The world map is hung up in the girls’ room and they’ve placed a pin on Brazil. We’re going to learn a bit of Portuguese and figure out some Brazillian desserts as well as investigate everything the package came with. We know plenty about the culture, so will be nice to learn a bit about the jungle areas. We’ve gathered all of our Brazillian items from around the house (Mae’s idea) and done the activity book that came along with it. There is also online stuff on their site, so I’ll have to figure that out. It’s going to be fun!

We’re trying to soak up the last bit of bug weather (though, we’re over the hot weather!). We have seen a ridiculous number of stick bugs and mantis in the past month! Never gets old for me. We also caught a few toads. Some at the river, but most in our yard. We found a caterpillar on our neighbor’s porch yesterday and decided to bring it home. It will become a moth, I believe. We’ve made it a little home and filled it with what the internet says are it’s favorite foods (the evergreen stems, not the leaves Rae put in there). So far so good – which means for, at least the rest of September, we’ll have a class pet. (It’s in our Ikea greenhouse. You can kind of see it behind the Little Passports box up there.)

BUT! I’m ready for the abundance of birds the fall and winter bring our way and believe we’ve done well for ourselves in the way of bug investigations over the past season.

AND! We took our first field trip of the school year! We went to the zoo on a very hot hot hot day. My parents were so wonderful and tagged along to help me manage all four kids. Their presence was crucial! (Zack and the boys’ mom plan on tagging along for future trips)

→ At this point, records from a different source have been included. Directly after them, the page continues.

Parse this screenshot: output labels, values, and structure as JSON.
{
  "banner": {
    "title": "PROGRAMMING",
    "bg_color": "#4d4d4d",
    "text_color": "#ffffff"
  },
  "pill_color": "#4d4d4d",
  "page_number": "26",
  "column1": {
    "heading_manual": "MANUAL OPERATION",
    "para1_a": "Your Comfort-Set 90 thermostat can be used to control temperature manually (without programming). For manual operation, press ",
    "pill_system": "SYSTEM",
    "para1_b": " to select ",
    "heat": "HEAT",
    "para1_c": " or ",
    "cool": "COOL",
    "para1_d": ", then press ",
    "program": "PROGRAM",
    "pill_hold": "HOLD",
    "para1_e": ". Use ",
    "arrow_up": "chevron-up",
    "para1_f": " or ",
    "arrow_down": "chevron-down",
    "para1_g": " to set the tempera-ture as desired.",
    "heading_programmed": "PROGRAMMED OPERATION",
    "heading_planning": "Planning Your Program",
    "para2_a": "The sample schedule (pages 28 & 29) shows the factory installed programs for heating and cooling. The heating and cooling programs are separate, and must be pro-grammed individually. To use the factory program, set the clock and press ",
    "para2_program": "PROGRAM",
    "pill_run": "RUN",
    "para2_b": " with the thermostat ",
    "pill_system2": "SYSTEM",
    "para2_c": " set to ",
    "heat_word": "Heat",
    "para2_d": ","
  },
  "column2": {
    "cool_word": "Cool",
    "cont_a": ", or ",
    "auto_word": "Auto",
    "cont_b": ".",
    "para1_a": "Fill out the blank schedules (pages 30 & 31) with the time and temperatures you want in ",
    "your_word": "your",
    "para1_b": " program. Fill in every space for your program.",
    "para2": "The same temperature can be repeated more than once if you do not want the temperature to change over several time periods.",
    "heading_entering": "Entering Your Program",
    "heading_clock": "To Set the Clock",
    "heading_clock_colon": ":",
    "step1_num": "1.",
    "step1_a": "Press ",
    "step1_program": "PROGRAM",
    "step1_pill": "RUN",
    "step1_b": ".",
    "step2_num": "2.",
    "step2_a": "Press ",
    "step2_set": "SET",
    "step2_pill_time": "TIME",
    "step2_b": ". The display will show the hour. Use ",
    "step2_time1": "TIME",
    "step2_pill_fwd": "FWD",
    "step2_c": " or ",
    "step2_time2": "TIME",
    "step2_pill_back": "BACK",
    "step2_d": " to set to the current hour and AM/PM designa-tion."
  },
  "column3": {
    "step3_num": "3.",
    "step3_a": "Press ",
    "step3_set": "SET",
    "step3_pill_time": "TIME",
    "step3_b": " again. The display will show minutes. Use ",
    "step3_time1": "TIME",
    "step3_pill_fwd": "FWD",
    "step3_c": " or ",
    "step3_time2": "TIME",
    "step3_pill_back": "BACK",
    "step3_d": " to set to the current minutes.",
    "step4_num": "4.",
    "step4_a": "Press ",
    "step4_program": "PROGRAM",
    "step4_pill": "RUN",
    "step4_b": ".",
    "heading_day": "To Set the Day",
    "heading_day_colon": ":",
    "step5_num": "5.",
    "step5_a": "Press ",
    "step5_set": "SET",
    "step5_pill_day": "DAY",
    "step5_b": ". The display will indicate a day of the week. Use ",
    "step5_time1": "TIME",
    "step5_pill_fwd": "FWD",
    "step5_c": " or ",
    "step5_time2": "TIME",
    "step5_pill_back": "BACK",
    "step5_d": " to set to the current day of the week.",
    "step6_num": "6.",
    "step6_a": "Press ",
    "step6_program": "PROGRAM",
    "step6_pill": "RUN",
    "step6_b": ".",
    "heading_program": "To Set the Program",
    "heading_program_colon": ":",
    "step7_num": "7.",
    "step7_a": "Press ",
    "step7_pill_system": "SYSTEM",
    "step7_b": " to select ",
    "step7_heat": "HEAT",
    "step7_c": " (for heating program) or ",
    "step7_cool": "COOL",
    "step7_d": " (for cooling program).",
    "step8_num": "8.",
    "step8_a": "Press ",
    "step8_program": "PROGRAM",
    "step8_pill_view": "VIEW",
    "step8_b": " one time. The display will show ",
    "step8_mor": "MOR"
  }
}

October will involve more reading, cooking, sewing and piano and less time at the table and most likely, less time outside.